Some (unsuspended) Irish MPs threatened to employ similar tactics when parliament met the next day, prompting an augmented police presence at Westminster Palace.

The Commons responded this distasteful episode by changing its rules to provide for the suspension for the remainder of the session of those who forcibly resist the Speaker’s order to withdraw from the chamber, but only after an amendment, providing for the imprisonment of such MPs, was rejected unanimously.

And a year later it introduced a new parliamentary procedure, authorising the Speaker to suspend a sitting amidst “grave disorder.”

Its provisions, hitherto deemed unnecessary, have been employed almost forty times to date. But the Speaker has been spared the embarrassment of again asking the police to restore order to the Commons, at least so far.

Eugene Wolfe earned a PhD from the University of Chicago before teaching political science at DePaul, the University of Illinois (Urbana-Champaign) and Northwestern.
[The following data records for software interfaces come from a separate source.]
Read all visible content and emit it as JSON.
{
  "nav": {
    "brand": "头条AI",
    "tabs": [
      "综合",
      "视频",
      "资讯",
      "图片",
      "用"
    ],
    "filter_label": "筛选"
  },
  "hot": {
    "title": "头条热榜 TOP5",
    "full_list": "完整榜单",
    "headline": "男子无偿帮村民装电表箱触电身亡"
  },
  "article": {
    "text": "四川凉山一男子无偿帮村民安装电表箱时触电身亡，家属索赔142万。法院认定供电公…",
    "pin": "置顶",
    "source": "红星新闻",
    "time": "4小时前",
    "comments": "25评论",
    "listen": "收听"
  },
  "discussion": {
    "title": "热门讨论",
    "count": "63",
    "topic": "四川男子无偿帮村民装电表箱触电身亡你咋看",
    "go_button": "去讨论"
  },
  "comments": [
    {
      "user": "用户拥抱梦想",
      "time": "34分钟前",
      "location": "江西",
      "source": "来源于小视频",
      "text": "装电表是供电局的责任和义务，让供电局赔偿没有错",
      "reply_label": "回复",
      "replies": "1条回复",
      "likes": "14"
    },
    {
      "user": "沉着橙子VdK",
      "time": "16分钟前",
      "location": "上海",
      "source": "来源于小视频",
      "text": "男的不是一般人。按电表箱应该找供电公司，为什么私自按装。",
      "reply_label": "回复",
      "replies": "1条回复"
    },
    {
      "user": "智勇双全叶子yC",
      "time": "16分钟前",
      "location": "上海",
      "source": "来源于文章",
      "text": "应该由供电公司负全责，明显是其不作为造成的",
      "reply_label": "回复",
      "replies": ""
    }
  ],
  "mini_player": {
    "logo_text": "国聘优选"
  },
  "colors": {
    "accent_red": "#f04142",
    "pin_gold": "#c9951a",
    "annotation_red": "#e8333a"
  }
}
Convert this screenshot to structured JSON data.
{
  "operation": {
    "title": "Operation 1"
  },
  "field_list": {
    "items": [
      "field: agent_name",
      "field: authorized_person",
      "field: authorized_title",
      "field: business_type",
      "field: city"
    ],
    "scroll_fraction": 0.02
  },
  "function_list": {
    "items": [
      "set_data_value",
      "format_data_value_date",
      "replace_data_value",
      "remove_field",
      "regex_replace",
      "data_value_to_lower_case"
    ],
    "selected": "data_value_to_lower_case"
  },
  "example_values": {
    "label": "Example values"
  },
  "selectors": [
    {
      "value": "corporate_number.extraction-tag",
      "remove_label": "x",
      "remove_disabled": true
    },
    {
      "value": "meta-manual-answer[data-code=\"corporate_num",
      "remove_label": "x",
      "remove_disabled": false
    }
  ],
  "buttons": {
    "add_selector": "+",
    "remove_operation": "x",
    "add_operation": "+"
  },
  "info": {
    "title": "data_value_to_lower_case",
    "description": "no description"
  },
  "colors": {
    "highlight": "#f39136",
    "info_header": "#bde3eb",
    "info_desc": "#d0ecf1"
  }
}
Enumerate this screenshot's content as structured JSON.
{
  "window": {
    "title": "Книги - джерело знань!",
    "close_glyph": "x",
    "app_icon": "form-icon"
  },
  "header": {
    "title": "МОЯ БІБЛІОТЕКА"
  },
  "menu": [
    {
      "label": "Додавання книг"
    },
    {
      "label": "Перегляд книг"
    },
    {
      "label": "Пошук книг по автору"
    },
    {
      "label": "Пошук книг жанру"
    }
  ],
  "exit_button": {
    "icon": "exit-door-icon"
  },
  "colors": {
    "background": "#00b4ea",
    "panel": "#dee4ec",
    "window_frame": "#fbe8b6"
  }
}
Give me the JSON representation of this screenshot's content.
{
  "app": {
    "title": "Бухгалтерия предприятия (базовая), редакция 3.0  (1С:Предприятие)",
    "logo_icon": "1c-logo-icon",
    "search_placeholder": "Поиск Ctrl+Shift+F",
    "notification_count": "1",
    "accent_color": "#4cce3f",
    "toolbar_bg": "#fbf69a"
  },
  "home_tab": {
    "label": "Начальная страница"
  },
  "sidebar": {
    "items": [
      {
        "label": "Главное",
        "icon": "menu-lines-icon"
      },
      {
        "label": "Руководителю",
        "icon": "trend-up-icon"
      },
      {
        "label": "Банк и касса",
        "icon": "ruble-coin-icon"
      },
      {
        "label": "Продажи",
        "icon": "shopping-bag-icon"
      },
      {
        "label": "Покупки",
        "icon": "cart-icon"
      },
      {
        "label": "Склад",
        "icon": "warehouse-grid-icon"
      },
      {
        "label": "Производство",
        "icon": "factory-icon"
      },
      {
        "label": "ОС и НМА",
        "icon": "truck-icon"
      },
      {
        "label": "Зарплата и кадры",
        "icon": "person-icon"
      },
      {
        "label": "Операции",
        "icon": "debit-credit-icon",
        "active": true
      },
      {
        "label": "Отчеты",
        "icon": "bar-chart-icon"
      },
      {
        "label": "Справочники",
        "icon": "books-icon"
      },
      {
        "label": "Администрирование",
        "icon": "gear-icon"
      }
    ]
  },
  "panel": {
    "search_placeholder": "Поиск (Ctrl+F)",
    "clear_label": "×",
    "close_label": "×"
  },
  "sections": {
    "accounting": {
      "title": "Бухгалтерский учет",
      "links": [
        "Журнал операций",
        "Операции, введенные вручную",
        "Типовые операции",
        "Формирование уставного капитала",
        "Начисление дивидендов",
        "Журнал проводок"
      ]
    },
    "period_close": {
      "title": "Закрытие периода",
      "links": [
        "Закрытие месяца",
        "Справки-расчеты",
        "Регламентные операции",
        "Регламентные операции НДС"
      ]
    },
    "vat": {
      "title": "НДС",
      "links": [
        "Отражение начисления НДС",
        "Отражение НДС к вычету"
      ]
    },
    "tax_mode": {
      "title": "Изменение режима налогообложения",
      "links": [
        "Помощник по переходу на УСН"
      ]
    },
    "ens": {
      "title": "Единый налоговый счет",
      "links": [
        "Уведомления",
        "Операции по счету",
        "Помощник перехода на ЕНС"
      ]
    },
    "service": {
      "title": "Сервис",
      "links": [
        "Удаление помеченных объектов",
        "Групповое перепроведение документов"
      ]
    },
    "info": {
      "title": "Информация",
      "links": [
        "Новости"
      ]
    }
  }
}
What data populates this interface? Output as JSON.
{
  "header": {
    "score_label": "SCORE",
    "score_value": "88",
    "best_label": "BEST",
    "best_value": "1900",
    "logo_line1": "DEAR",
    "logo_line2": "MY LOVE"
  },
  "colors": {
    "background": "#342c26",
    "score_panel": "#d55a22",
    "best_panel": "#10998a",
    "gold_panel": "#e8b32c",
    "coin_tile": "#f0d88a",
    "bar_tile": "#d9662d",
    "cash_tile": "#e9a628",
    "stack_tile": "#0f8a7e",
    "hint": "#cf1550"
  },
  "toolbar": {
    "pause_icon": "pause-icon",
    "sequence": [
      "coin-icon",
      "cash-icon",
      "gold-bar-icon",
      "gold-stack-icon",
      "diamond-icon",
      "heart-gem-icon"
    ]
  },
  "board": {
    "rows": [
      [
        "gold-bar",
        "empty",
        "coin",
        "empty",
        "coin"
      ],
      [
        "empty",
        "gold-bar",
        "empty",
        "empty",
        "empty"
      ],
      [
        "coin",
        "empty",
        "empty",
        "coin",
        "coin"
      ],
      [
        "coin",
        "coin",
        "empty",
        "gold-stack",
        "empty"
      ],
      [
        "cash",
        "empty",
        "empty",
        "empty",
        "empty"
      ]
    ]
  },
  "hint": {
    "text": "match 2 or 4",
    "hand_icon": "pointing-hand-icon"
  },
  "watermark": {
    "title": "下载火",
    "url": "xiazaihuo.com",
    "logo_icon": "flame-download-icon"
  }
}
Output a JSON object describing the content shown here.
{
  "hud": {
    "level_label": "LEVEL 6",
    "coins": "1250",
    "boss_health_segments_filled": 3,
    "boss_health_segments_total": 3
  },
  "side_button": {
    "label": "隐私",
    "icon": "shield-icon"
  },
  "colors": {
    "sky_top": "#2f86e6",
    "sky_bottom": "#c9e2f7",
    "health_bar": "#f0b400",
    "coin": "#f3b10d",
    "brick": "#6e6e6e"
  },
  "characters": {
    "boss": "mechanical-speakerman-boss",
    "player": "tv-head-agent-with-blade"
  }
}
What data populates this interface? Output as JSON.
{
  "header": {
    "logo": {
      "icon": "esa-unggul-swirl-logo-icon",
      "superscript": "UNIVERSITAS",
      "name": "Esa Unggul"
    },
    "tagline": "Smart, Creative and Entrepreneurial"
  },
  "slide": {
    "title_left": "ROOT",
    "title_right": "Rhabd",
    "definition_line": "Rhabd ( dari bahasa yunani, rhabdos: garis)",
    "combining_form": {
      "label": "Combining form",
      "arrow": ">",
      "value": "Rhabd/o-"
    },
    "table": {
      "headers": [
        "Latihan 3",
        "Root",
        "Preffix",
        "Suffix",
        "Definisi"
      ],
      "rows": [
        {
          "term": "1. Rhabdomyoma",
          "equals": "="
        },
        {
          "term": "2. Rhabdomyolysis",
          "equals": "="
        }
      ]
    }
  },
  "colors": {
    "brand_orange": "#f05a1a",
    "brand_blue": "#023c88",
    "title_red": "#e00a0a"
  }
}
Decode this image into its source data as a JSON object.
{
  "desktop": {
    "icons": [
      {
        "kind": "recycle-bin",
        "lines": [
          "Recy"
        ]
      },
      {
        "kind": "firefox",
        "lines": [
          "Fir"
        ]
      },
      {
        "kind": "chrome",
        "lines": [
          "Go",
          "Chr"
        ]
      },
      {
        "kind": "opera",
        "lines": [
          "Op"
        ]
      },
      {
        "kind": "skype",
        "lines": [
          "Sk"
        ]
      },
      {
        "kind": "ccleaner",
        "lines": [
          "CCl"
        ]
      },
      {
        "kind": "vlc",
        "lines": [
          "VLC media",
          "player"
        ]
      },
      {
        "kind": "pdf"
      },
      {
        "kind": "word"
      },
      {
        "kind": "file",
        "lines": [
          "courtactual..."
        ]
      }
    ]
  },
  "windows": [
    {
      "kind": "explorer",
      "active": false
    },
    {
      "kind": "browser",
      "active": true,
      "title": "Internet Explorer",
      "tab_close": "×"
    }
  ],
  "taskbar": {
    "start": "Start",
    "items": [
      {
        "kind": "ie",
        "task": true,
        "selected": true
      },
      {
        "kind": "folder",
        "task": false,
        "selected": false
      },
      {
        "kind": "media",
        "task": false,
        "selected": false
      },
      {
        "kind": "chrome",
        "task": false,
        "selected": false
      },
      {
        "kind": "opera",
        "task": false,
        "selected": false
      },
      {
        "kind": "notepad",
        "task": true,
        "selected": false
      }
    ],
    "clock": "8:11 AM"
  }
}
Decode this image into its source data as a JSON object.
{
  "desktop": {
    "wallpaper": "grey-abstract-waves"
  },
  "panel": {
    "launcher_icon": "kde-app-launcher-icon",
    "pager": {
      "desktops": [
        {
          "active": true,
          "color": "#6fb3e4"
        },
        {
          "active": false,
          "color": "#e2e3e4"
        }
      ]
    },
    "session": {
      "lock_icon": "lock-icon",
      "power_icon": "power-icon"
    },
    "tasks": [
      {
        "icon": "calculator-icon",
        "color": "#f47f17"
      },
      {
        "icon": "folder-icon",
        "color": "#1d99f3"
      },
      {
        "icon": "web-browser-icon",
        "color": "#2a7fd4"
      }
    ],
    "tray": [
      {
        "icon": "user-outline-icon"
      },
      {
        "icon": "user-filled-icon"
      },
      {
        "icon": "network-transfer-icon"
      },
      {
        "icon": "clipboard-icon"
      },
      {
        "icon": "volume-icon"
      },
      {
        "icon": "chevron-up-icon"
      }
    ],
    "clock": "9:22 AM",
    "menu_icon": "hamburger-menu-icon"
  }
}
He began researching British parliamentary violence after moving to England in 2007. Dangerous Seats: Parliamentary Violence in the United Kingdom, is his first book, and will be published by Amberley Publishing on 15 October 2019.